The full set of entries has to be output exactly.

**Stored records**:
______________________________
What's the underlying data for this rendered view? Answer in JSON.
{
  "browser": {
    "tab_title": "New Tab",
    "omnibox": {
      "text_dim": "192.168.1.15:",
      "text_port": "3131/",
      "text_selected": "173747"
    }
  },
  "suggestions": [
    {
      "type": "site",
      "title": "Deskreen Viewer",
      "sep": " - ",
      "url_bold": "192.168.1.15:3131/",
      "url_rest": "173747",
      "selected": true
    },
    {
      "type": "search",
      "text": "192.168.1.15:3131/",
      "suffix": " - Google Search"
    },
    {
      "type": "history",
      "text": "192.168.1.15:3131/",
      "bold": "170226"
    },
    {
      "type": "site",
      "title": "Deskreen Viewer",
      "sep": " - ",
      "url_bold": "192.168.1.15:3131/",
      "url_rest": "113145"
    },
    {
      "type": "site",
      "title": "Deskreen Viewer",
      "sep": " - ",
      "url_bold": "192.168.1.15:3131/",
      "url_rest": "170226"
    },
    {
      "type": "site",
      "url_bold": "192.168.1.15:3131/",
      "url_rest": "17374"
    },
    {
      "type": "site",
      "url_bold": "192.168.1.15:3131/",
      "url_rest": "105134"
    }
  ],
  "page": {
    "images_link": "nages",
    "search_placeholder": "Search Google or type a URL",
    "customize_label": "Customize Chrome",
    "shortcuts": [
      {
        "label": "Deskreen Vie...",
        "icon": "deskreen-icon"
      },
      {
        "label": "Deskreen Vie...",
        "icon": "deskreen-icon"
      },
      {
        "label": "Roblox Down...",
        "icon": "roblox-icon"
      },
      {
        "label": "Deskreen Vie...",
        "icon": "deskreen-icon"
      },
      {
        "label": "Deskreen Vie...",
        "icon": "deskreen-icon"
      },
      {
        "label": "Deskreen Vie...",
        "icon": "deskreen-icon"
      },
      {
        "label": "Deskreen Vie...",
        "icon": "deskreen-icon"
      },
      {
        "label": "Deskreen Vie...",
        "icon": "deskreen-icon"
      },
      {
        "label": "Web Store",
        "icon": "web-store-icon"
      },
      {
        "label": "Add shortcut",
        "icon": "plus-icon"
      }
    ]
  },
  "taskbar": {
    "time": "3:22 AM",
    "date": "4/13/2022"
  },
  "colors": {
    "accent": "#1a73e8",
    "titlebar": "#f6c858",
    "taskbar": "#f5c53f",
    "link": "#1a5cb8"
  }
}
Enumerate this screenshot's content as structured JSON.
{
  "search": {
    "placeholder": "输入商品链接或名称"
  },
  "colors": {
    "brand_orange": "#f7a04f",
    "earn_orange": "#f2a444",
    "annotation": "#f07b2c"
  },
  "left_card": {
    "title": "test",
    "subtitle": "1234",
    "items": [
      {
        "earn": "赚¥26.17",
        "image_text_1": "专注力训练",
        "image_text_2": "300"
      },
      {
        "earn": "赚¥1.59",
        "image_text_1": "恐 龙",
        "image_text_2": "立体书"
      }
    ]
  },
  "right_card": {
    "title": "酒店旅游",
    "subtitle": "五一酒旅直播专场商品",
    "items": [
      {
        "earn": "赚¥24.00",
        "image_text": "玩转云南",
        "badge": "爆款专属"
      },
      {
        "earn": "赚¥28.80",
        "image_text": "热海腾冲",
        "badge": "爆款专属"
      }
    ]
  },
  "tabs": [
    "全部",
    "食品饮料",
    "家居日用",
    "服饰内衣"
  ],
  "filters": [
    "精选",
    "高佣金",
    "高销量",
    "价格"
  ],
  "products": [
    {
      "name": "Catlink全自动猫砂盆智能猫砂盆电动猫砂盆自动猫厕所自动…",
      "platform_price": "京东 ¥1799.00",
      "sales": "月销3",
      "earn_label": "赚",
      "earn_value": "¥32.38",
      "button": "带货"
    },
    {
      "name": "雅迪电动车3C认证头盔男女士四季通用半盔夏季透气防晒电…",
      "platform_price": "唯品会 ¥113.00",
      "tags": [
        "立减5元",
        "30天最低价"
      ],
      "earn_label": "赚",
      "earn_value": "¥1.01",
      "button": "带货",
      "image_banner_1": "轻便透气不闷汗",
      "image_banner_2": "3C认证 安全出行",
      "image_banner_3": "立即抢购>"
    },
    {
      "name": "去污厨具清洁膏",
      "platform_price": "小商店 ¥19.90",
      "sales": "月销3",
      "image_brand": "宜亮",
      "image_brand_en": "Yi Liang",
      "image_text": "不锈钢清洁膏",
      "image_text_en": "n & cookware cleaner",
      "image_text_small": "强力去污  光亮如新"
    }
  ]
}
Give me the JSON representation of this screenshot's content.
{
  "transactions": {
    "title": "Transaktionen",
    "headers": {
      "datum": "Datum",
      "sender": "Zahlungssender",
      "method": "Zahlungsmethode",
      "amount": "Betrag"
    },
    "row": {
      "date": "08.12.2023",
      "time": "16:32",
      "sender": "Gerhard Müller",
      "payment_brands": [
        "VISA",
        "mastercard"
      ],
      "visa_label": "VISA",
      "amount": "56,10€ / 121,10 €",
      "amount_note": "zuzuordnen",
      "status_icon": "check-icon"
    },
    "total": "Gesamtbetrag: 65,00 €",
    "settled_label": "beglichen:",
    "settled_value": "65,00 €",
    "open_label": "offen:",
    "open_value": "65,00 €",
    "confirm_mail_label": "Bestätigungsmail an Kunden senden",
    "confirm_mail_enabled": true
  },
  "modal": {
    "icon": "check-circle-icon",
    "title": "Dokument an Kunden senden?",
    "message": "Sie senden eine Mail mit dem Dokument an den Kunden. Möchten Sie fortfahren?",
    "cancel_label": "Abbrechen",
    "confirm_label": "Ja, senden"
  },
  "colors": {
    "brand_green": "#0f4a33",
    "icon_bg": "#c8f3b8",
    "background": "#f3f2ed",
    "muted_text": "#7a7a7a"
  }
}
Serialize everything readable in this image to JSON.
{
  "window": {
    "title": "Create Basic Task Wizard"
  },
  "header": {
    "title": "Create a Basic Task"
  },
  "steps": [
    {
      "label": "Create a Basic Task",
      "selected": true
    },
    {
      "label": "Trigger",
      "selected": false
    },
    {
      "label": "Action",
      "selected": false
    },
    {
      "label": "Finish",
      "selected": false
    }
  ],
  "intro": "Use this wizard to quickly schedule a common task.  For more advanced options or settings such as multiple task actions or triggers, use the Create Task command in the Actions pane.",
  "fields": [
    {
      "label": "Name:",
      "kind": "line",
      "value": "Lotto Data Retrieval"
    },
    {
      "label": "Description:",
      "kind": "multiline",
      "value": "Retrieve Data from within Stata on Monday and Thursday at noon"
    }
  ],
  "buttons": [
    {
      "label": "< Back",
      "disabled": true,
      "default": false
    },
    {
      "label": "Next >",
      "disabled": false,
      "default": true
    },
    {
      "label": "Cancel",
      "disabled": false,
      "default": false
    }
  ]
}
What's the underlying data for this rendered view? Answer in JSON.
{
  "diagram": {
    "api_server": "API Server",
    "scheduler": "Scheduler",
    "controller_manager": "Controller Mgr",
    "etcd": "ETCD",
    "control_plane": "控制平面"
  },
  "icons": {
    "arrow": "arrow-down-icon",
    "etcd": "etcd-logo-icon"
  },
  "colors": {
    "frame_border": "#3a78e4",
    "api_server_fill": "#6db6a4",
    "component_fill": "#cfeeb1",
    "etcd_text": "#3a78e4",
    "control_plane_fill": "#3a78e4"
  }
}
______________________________
**ANSWER BOX**:
What's the underlying data for this rendered view? Answer in JSON.
{
  "browser": {
    "tab_title": "New Tab",
    "omnibox": {
      "text_dim": "192.168.1.15:",
      "text_port": "3131/",
      "text_selected": "173747"
    }
  },
  "suggestions": [
    {
      "type": "site",
      "title": "Deskreen Viewer",
      "sep": " - ",
      "url_bold": "192.168.1.15:3131/",
      "url_rest": "173747",
      "selected": true
    },
    {
      "type": "search",
      "text": "192.168.1.15:3131/",
      "suffix": " - Google Search"
    },
    {
      "type": "history",
      "text": "192.168.1.15:3131/",
      "bold": "170226"
    },
    {
      "type": "site",
      "title": "Deskreen Viewer",
      "sep": " - ",
      "url_bold": "192.168.1.15:3131/",
      "url_rest": "113145"
    },
    {
      "type": "site",
      "title": "Deskreen Viewer",
      "sep": " - ",
      "url_bold": "192.168.1.15:3131/",
      "url_rest": "170226"
    },
    {
      "type": "site",
      "url_bold": "192.168.1.15:3131/",
      "url_rest": "17374"
    },
    {
      "type": "site",
      "url_bold": "192.168.1.15:3131/",
      "url_rest": "105134"
    }
  ],
  "page": {
    "images_link": "nages",
    "search_placeholder": "Search Google or type a URL",
    "customize_label": "Customize Chrome",
    "shortcuts": [
      {
        "label": "Deskreen Vie...",
        "icon": "deskreen-icon"
      },
      {
        "label": "Deskreen Vie...",
        "icon": "deskreen-icon"
      },
      {
        "label": "Roblox Down...",
        "icon": "roblox-icon"
      },
      {
        "label": "Deskreen Vie...",
        "icon": "deskreen-icon"
      },
      {
        "label": "Deskreen Vie...",
        "icon": "deskreen-icon"
      },
      {
        "label": "Deskreen Vie...",
        "icon": "deskreen-icon"
      },
      {
        "label": "Deskreen Vie...",
        "icon": "deskreen-icon"
      },
      {
        "label": "Deskreen Vie...",
        "icon": "deskreen-icon"
      },
      {
        "label": "Web Store",
        "icon": "web-store-icon"
      },
      {
        "label": "Add shortcut",
        "icon": "plus-icon"
      }
    ]
  },
  "taskbar": {
    "time": "3:22 AM",
    "date": "4/13/2022"
  },
  "colors": {
    "accent": "#1a73e8",
    "titlebar": "#f6c858",
    "taskbar": "#f5c53f",
    "link": "#1a5cb8"
  }
}
Enumerate this screenshot's content as structured JSON.
{
  "search": {
    "placeholder": "输入商品链接或名称"
  },
  "colors": {
    "brand_orange": "#f7a04f",
    "earn_orange": "#f2a444",
    "annotation": "#f07b2c"
  },
  "left_card": {
    "title": "test",
    "subtitle": "1234",
    "items": [
      {
        "earn": "赚¥26.17",
        "image_text_1": "专注力训练",
        "image_text_2": "300"
      },
      {
        "earn": "赚¥1.59",
        "image_text_1": "恐 龙",
        "image_text_2": "立体书"
      }
    ]
  },
  "right_card": {
    "title": "酒店旅游",
    "subtitle": "五一酒旅直播专场商品",
    "items": [
      {
        "earn": "赚¥24.00",
        "image_text": "玩转云南",
        "badge": "爆款专属"
      },
      {
        "earn": "赚¥28.80",
        "image_text": "热海腾冲",
        "badge": "爆款专属"
      }
    ]
  },
  "tabs": [
    "全部",
    "食品饮料",
    "家居日用",
    "服饰内衣"
  ],
  "filters": [
    "精选",
    "高佣金",
    "高销量",
    "价格"
  ],
  "products": [
    {
      "name": "Catlink全自动猫砂盆智能猫砂盆电动猫砂盆自动猫厕所自动…",
      "platform_price": "京东 ¥1799.00",
      "sales": "月销3",
      "earn_label": "赚",
      "earn_value": "¥32.38",
      "button": "带货"
    },
    {
      "name": "雅迪电动车3C认证头盔男女士四季通用半盔夏季透气防晒电…",
      "platform_price": "唯品会 ¥113.00",
      "tags": [
        "立减5元",
        "30天最低价"
      ],
      "earn_label": "赚",
      "earn_value": "¥1.01",
      "button": "带货",
      "image_banner_1": "轻便透气不闷汗",
      "image_banner_2": "3C认证 安全出行",
      "image_banner_3": "立即抢购>"
    },
    {
      "name": "去污厨具清洁膏",
      "platform_price": "小商店 ¥19.90",
      "sales": "月销3",
      "image_brand": "宜亮",
      "image_brand_en": "Yi Liang",
      "image_text": "不锈钢清洁膏",
      "image_text_en": "n & cookware cleaner",
      "image_text_small": "强力去污  光亮如新"
    }
  ]
}
Give me the JSON representation of this screenshot's content.
{
  "transactions": {
    "title": "Transaktionen",
    "headers": {
      "datum": "Datum",
      "sender": "Zahlungssender",
      "method": "Zahlungsmethode",
      "amount": "Betrag"
    },
    "row": {
      "date": "08.12.2023",
      "time": "16:32",
      "sender": "Gerhard Müller",
      "payment_brands": [
        "VISA",
        "mastercard"
      ],
      "visa_label": "VISA",
      "amount": "56,10€ / 121,10 €",
      "amount_note": "zuzuordnen",
      "status_icon": "check-icon"
    },
    "total": "Gesamtbetrag: 65,00 €",
    "settled_label": "beglichen:",
    "settled_value": "65,00 €",
    "open_label": "offen:",
    "open_value": "65,00 €",
    "confirm_mail_label": "Bestätigungsmail an Kunden senden",
    "confirm_mail_enabled": true
  },
  "modal": {
    "icon": "check-circle-icon",
    "title": "Dokument an Kunden senden?",
    "message": "Sie senden eine Mail mit dem Dokument an den Kunden. Möchten Sie fortfahren?",
    "cancel_label": "Abbrechen",
    "confirm_label": "Ja, senden"
  },
  "colors": {
    "brand_green": "#0f4a33",
    "icon_bg": "#c8f3b8",
    "background": "#f3f2ed",
    "muted_text": "#7a7a7a"
  }
}
Serialize everything readable in this image to JSON.
{
  "window": {
    "title": "Create Basic Task Wizard"
  },
  "header": {
    "title": "Create a Basic Task"
  },
  "steps": [
    {
      "label": "Create a Basic Task",
      "selected": true
    },
    {
      "label": "Trigger",
      "selected": false
    },
    {
      "label": "Action",
      "selected": false
    },
    {
      "label": "Finish",
      "selected": false
    }
  ],
  "intro": "Use this wizard to quickly schedule a common task.  For more advanced options or settings such as multiple task actions or triggers, use the Create Task command in the Actions pane.",
  "fields": [
    {
      "label": "Name:",
      "kind": "line",
      "value": "Lotto Data Retrieval"
    },
    {
      "label": "Description:",
      "kind": "multiline",
      "value": "Retrieve Data from within Stata on Monday and Thursday at noon"
    }
  ],
  "buttons": [
    {
      "label": "< Back",
      "disabled": true,
      "default": false
    },
    {
      "label": "Next >",
      "disabled": false,
      "default": true
    },
    {
      "label": "Cancel",
      "disabled": false,
      "default": false
    }
  ]
}
What's the underlying data for this rendered view? Answer in JSON.
{
  "diagram": {
    "api_server": "API Server",
    "scheduler": "Scheduler",
    "controller_manager": "Controller Mgr",
    "etcd": "ETCD",
    "control_plane": "控制平面"
  },
  "icons": {
    "arrow": "arrow-down-icon",
    "etcd": "etcd-logo-icon"
  },
  "colors": {
    "frame_border": "#3a78e4",
    "api_server_fill": "#6db6a4",
    "component_fill": "#cfeeb1",
    "etcd_text": "#3a78e4",
    "control_plane_fill": "#3a78e4"
  }
}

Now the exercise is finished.